WHAT THIS TASK INVOLVES
Word for word, restate every record, though not the pictures.

☆ ☆ ☆ ☆

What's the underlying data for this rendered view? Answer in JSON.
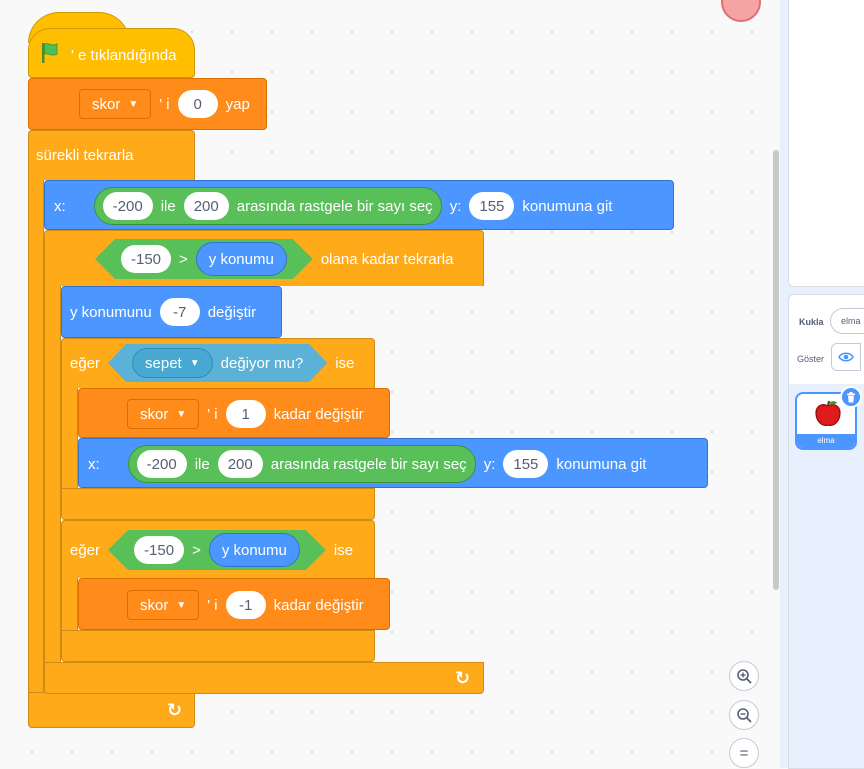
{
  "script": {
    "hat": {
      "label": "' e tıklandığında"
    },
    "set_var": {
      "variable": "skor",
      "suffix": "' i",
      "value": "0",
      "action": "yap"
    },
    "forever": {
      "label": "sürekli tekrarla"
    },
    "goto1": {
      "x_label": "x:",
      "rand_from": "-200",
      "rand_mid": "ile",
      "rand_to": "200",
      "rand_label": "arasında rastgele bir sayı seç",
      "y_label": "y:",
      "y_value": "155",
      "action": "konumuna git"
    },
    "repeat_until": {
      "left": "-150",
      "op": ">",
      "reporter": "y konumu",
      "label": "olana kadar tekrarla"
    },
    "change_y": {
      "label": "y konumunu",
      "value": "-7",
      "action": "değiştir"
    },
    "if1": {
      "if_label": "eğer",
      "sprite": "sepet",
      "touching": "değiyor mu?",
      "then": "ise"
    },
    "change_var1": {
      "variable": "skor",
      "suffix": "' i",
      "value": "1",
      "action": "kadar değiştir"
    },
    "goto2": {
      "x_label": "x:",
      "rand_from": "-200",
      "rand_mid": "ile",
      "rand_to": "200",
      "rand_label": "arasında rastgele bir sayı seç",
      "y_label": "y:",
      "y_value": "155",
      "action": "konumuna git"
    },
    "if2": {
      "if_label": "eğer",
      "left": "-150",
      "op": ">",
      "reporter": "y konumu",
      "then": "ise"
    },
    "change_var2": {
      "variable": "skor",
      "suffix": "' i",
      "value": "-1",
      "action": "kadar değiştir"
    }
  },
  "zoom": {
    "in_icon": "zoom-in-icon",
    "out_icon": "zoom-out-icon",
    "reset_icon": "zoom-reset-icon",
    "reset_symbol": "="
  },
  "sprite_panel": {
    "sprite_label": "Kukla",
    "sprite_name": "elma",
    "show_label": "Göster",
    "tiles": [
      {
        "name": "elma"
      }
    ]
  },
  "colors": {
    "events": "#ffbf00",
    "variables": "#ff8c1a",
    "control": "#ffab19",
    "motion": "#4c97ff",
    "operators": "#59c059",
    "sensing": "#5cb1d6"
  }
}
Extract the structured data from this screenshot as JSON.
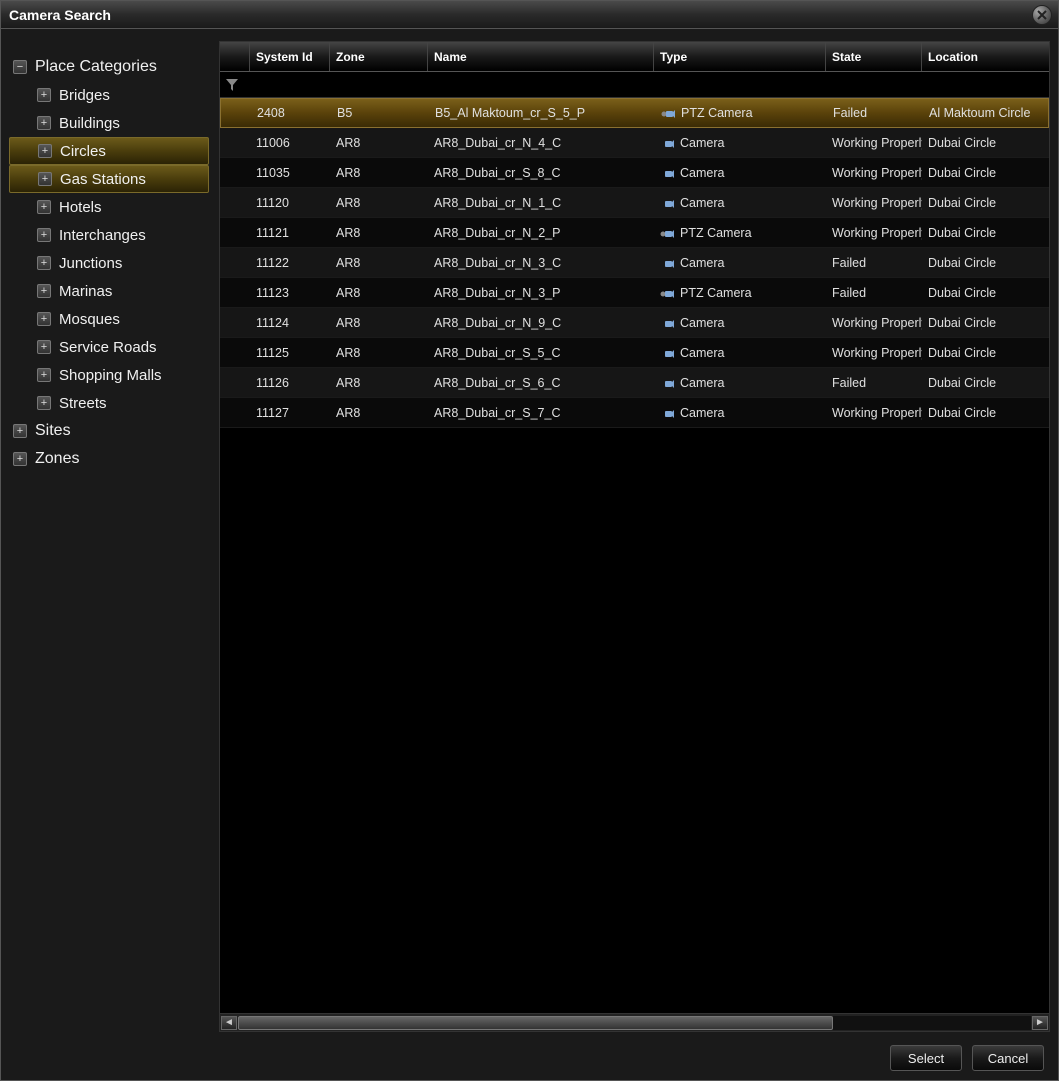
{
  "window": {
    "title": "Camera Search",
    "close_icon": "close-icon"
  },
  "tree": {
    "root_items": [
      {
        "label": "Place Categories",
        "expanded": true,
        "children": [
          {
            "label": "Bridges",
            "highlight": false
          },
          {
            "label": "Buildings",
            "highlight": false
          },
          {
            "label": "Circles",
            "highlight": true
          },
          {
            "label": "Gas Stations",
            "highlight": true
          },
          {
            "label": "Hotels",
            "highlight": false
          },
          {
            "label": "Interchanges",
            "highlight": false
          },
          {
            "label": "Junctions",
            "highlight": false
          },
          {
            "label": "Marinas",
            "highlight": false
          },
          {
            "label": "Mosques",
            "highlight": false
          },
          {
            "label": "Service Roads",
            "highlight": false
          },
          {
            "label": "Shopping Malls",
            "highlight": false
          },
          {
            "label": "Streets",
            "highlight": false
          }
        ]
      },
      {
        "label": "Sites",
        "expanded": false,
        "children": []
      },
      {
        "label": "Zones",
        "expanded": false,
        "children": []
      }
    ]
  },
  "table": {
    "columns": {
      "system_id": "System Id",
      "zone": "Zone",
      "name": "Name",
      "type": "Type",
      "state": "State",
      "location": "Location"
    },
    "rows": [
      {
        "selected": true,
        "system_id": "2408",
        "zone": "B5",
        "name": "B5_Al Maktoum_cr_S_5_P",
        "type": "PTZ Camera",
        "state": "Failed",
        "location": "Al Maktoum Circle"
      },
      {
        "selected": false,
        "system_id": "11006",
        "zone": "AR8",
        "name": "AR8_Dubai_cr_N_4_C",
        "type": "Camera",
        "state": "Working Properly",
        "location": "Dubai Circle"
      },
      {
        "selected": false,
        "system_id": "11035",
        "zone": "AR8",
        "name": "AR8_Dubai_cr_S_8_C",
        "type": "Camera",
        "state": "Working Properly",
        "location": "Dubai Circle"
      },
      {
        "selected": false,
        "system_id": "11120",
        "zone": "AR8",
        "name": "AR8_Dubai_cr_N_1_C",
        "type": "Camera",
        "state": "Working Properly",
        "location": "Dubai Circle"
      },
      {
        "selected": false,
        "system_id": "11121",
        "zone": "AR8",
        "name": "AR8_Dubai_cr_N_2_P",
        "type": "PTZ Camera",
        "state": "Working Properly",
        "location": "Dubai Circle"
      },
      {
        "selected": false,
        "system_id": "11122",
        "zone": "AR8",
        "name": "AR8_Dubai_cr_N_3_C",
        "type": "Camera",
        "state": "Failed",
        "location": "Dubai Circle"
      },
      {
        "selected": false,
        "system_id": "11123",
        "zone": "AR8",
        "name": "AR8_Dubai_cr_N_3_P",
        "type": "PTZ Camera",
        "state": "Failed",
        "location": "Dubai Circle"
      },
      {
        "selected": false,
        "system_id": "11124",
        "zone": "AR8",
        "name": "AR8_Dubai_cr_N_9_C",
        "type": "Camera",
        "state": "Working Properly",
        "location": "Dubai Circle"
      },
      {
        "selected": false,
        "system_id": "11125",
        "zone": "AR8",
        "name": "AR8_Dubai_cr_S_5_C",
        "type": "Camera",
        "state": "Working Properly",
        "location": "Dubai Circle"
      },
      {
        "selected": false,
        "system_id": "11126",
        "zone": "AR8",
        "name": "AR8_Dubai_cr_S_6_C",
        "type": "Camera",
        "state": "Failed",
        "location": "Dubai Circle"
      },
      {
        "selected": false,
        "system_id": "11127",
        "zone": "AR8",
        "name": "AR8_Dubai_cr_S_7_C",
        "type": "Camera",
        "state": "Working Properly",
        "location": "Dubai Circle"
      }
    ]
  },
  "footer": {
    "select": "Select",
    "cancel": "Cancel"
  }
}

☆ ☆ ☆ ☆

WORKED SOLUTION
What's the underlying data for this rendered view? Answer in JSON.
{
  "script": {
    "hat": {
      "label": "' e tıklandığında"
    },
    "set_var": {
      "variable": "skor",
      "suffix": "' i",
      "value": "0",
      "action": "yap"
    },
    "forever": {
      "label": "sürekli tekrarla"
    },
    "goto1": {
      "x_label": "x:",
      "rand_from": "-200",
      "rand_mid": "ile",
      "rand_to": "200",
      "rand_label": "arasında rastgele bir sayı seç",
      "y_label": "y:",
      "y_value": "155",
      "action": "konumuna git"
    },
    "repeat_until": {
      "left": "-150",
      "op": ">",
      "reporter": "y konumu",
      "label": "olana kadar tekrarla"
    },
    "change_y": {
      "label": "y konumunu",
      "value": "-7",
      "action": "değiştir"
    },
    "if1": {
      "if_label": "eğer",
      "sprite": "sepet",
      "touching": "değiyor mu?",
      "then": "ise"
    },
    "change_var1": {
      "variable": "skor",
      "suffix": "' i",
      "value": "1",
      "action": "kadar değiştir"
    },
    "goto2": {
      "x_label": "x:",
      "rand_from": "-200",
      "rand_mid": "ile",
      "rand_to": "200",
      "rand_label": "arasında rastgele bir sayı seç",
      "y_label": "y:",
      "y_value": "155",
      "action": "konumuna git"
    },
    "if2": {
      "if_label": "eğer",
      "left": "-150",
      "op": ">",
      "reporter": "y konumu",
      "then": "ise"
    },
    "change_var2": {
      "variable": "skor",
      "suffix": "' i",
      "value": "-1",
      "action": "kadar değiştir"
    }
  },
  "zoom": {
    "in_icon": "zoom-in-icon",
    "out_icon": "zoom-out-icon",
    "reset_icon": "zoom-reset-icon",
    "reset_symbol": "="
  },
  "sprite_panel": {
    "sprite_label": "Kukla",
    "sprite_name": "elma",
    "show_label": "Göster",
    "tiles": [
      {
        "name": "elma"
      }
    ]
  },
  "colors": {
    "events": "#ffbf00",
    "variables": "#ff8c1a",
    "control": "#ffab19",
    "motion": "#4c97ff",
    "operators": "#59c059",
    "sensing": "#5cb1d6"
  }
}
Extract the structured data from this screenshot as JSON.
{
  "window": {
    "title": "Camera Search",
    "close_icon": "close-icon"
  },
  "tree": {
    "root_items": [
      {
        "label": "Place Categories",
        "expanded": true,
        "children": [
          {
            "label": "Bridges",
            "highlight": false
          },
          {
            "label": "Buildings",
            "highlight": false
          },
          {
            "label": "Circles",
            "highlight": true
          },
          {
            "label": "Gas Stations",
            "highlight": true
          },
          {
            "label": "Hotels",
            "highlight": false
          },
          {
            "label": "Interchanges",
            "highlight": false
          },
          {
            "label": "Junctions",
            "highlight": false
          },
          {
            "label": "Marinas",
            "highlight": false
          },
          {
            "label": "Mosques",
            "highlight": false
          },
          {
            "label": "Service Roads",
            "highlight": false
          },
          {
            "label": "Shopping Malls",
            "highlight": false
          },
          {
            "label": "Streets",
            "highlight": false
          }
        ]
      },
      {
        "label": "Sites",
        "expanded": false,
        "children": []
      },
      {
        "label": "Zones",
        "expanded": false,
        "children": []
      }
    ]
  },
  "table": {
    "columns": {
      "system_id": "System Id",
      "zone": "Zone",
      "name": "Name",
      "type": "Type",
      "state": "State",
      "location": "Location"
    },
    "rows": [
      {
        "selected": true,
        "system_id": "2408",
        "zone": "B5",
        "name": "B5_Al Maktoum_cr_S_5_P",
        "type": "PTZ Camera",
        "state": "Failed",
        "location": "Al Maktoum Circle"
      },
      {
        "selected": false,
        "system_id": "11006",
        "zone": "AR8",
        "name": "AR8_Dubai_cr_N_4_C",
        "type": "Camera",
        "state": "Working Properly",
        "location": "Dubai Circle"
      },
      {
        "selected": false,
        "system_id": "11035",
        "zone": "AR8",
        "name": "AR8_Dubai_cr_S_8_C",
        "type": "Camera",
        "state": "Working Properly",
        "location": "Dubai Circle"
      },
      {
        "selected": false,
        "system_id": "11120",
        "zone": "AR8",
        "name": "AR8_Dubai_cr_N_1_C",
        "type": "Camera",
        "state": "Working Properly",
        "location": "Dubai Circle"
      },
      {
        "selected": false,
        "system_id": "11121",
        "zone": "AR8",
        "name": "AR8_Dubai_cr_N_2_P",
        "type": "PTZ Camera",
        "state": "Working Properly",
        "location": "Dubai Circle"
      },
      {
        "selected": false,
        "system_id": "11122",
        "zone": "AR8",
        "name": "AR8_Dubai_cr_N_3_C",
        "type": "Camera",
        "state": "Failed",
        "location": "Dubai Circle"
      },
      {
        "selected": false,
        "system_id": "11123",
        "zone": "AR8",
        "name": "AR8_Dubai_cr_N_3_P",
        "type": "PTZ Camera",
        "state": "Failed",
        "location": "Dubai Circle"
      },
      {
        "selected": false,
        "system_id": "11124",
        "zone": "AR8",
        "name": "AR8_Dubai_cr_N_9_C",
        "type": "Camera",
        "state": "Working Properly",
        "location": "Dubai Circle"
      },
      {
        "selected": false,
        "system_id": "11125",
        "zone": "AR8",
        "name": "AR8_Dubai_cr_S_5_C",
        "type": "Camera",
        "state": "Working Properly",
        "location": "Dubai Circle"
      },
      {
        "selected": false,
        "system_id": "11126",
        "zone": "AR8",
        "name": "AR8_Dubai_cr_S_6_C",
        "type": "Camera",
        "state": "Failed",
        "location": "Dubai Circle"
      },
      {
        "selected": false,
        "system_id": "11127",
        "zone": "AR8",
        "name": "AR8_Dubai_cr_S_7_C",
        "type": "Camera",
        "state": "Working Properly",
        "location": "Dubai Circle"
      }
    ]
  },
  "footer": {
    "select": "Select",
    "cancel": "Cancel"
  }
}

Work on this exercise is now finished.